for International Development (DFID) and
TABLE 15.4 Are donors streamlining conditionality? ■ In support of parliamentary reform, and the
Direct budget support NO! PEMFAR reform programme, Ireland has a
Health sector YES!
reciprocal delegated co-operation
agreement with the Netherlands;
Education sector YES!
■ Norwegian support to the agricultural
Water sector NO!
sector is channelled through the Netherlands.
Transport/road sector NO! On the other hand, Norway plays the
Rural development agriculture NO! active role in the joint Norwegian/Dutch
support to the Ofﬁce of the Auditor-General;
■ Several donors have established silent
TABLE 15.6 Who is delegating co-operation? partnerships in the non-governmental
INDICATOR 9 organisation (NGO) sector.
YES! YES NO NO!
Germany Ireland Sweden Denmark
Netherlands Norway Finland
Kingdom United States
DONOR FIELD MISSIONS
Number of donor missions: 129 FIGURE 15.4
Approximately 130 missions took place in INDICATOR 10
Zambia in 2003 (not including the World Bank UN 36
or the International Monetary Fund). Around Denmark 36
10% of these missions were undertaken jointly Japan 16
(see Figure 15.4 – Indicator 10).
United States 7
STREAMLINING DIAGNOSTIC REVIEWS
Three types of review, a CFAA, a PER and a 7
CPAR were conducted in the period 2001-03.
Of these, only the PER was conducted jointly
by more than one agency (Indicator 11 – Table Sweden 2
not presented). Ireland Missions
DISCLOSING INFORMATION 0 10 20 30 40 50
33% of donors claim to notify government on
indicative disbursements they plan to release
Who is sharing country analytic work? TABLE 15.6
over at least a three-year period (Indicator 12a INDICATOR 13
– Table not presented). YES! YES NO NO!
European Denmark Finland Ireland
Donors report that the format for projections Commission Japan Netherlands
requested by the government does not specify USAID Norway Sweden
a breakdown by aid modality, nor requests United
details of any conditions attached to the United
Several donors note that, while they do not
provide three-year indicative envelopes on Several donors submit disbursement infor-
expected aid ﬂows, they do share any available mation to the government, though not in a
information when requested by the govern- government format. One donor reports that no
ment. However, to date the government has real guidance on the preferred format has so
not regularly asked for any information far accompanied the occasional requests for
regarding planned disbursements. The one information.
exception concerns a request for information Only 18% of donors regularly share informa-
on the budget framework 2005-07, for which it tion on their country analytic work on the
provided a format for the answer. country analytic Web site (see Table 15.6 –
Some 17% of donors claim to provide compre- Indicator 13).

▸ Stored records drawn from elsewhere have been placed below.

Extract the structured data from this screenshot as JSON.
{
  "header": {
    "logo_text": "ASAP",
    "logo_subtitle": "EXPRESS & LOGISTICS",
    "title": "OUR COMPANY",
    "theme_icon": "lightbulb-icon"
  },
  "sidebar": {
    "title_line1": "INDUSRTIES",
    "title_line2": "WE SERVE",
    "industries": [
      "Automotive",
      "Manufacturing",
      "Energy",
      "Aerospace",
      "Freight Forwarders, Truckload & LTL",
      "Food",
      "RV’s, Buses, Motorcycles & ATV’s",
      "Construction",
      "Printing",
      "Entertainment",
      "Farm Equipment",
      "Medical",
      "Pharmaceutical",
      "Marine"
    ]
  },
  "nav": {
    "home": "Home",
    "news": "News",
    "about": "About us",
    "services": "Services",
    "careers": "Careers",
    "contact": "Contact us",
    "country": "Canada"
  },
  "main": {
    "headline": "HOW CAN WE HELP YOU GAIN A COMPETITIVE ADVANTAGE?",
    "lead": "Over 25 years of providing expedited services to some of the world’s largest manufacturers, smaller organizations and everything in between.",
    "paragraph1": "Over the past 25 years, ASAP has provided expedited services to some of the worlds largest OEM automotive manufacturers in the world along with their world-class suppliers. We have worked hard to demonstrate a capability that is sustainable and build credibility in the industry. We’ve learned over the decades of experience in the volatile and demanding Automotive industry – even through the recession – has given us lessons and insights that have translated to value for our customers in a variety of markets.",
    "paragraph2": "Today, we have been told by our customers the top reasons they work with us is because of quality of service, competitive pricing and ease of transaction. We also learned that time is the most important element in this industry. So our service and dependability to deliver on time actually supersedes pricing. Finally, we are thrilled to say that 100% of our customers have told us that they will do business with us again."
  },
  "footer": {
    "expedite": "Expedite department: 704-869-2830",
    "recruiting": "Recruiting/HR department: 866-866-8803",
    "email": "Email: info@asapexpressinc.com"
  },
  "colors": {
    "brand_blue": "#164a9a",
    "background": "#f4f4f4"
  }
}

hensive and regular information about in- Others share information on their own agency
country disbursements (Indicator 12b – Table Web sites; or with interested stakeholders; or
not presented). make it available upon request. The harmoni-
Donors report that, though they provide such sation group seeks to prepare joint brieﬁngs for
information when requested, the government donor headquarters on key development issues
system for soliciting it is not yet fully functional. in Zambia.
When information is asked, it tends to be in the
health and education sectors, where ﬁnancial
planning is better organised than in other sectors.
SURVEY ON HARMONISATION AND ALIGNMENT
ADB Asian Development Bank
APR Annual progress review
CCBP Comprehensive Capacity-Building Programme (Vietnam)
CFAA Country ﬁnancial accountability assessment
CG Consultative group
CPAR Country procurement assessment review
CPRGS Comprehensive Poverty Reduction and Growth Strategy (Vietnam)
EACFM Ex ante assessment of country ﬁnancial management (European Commission)
IMF International Monetary Fund
JBIC Japan Bank for International Cooperation
JPR Joint portfolio review
LMDG Like Minded Donor Group (Vietnam)
MPI Ministry of Planning and Investment (Vietnam)
MTEF Medium-term expenditure framework
NGO Non-governmental organisation
ODA Ofﬁcial development assistance
PAR Public administration reform
PER Public expenditure review
PRS Poverty-reduction strategy
PRSC Poverty-reduction support credit
PRSP Poverty-reduction strategy paper
SEDP Socio-Economic Development Plan (Vietnam)
UN United Nations